  • But better -- what is more important


  • is that they would have to concentrate sunlight.

    しかし それより重要なのは

  • The sunlight in Jupiter, on the satellites of Jupiter,


  • is 25 times fainter than it is here,

    木星や その衛星を照らす太陽光は

  • since Jupiter is five times as far from the Sun.

    地球を照らす光より25倍も弱いのですが それは木星が --

  • So they would have to have -- these creatures, which I call sunflowers,


  • which I imagine living on the surface of Europa, would have to have


  • either lenses or mirrors to concentrate sunlight,


  • so they could keep themselves warm on the surface.


  • Otherwise, they would be at a temperature of minus 150,


  • which is certainly not favorable for developing life,

    そうでもしなければ マイナス150度という環境は

  • at least of the kind we know.

    生命の発達には適さないのです 少なくとも --

  • But if they just simply could grow, like leaves,


  • little lenses and mirrors to concentrate sunlight,

    しかし 太陽光を集める小さなレンズや鏡が

  • then they could keep warm on the surface.


  • They could enjoy all the benefits of the sunlight


  • and have roots going down into the ocean;
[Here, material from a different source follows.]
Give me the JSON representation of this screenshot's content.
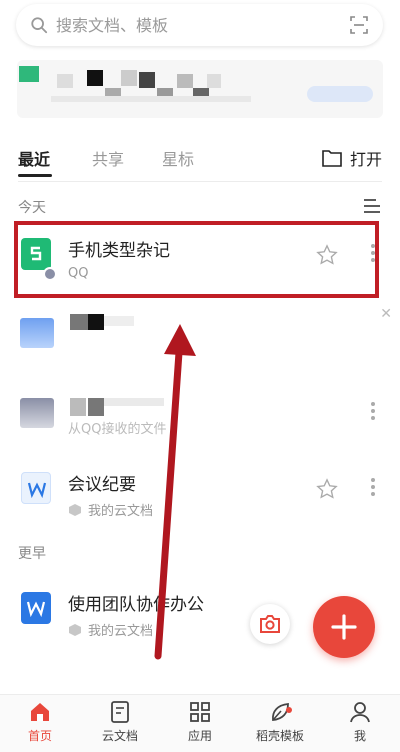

  • life then could flourish much more.


  • So, why not look? Of course, it's not very likely


  • that there's life on the surface of Europa.

    探査しましょう もちろん ユーロパの表面に --

  • None of these things is likely, but my,


  • my philosophy is, look for what's detectable, not for what's probable.


  • There's a long history in astronomy of unlikely things

    私の理念は 確実なものではなく発見可能なものを探すことです

  • turning out to be there. And I mean,


  • the finest example of that was radio astronomy as a whole.


  • This was -- originally, when radio astronomy began,

    電波天文学が 一番いい例です

  • Mr. Jansky, at the Bell labs, detected radio waves coming from the sky.


  • And the regular astronomers were scornful about this.

    ベル研究所のジャンスキー氏は 空から飛来する電波を検出しましたが

  • They said, "It's all right, you can detect radio waves from the Sun,

    一般の天文学者は この報告をこう言ってばかにしました

  • but the Sun is the only object in the universe that's close enough


  • and bright enough actually to be detectable. You can easily calculate


  • that radio waves from the Sun are fairly faint,

    この宇宙で 太陽だけだ

  • and everything else in the universe is millions of times further away,

    簡単な計算で分かるけど 太陽の電波でさえとても弱い

  • so it certainly will not be detectable.


  • So there's no point in looking."


  • And that, of course, that set back the progress of radio astronomy

    だから 調べる意味など無い」

  • by about 20 years.

    そのせいで 電波天文学の発展は

  • Since there was nothing there, you might as well not look.


  • Well, of course, as soon as anybody did look,